* [Records provided]:
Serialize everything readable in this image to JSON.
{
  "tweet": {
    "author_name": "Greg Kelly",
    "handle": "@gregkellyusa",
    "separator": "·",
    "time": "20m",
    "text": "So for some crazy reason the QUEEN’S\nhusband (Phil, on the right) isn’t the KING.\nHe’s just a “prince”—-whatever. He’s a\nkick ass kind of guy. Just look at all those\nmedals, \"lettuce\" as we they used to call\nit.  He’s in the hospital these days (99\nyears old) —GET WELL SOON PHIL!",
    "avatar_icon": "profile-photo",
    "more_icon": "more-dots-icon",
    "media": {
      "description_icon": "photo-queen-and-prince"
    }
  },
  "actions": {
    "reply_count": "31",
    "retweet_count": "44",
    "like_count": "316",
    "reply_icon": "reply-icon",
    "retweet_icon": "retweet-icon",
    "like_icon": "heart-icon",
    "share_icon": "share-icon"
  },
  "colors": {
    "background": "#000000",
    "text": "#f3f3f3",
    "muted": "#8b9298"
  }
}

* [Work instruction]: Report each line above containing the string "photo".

* [Answer section]:
    "avatar_icon": "profile-photo",
      "description_icon": "photo-queen-and-prince"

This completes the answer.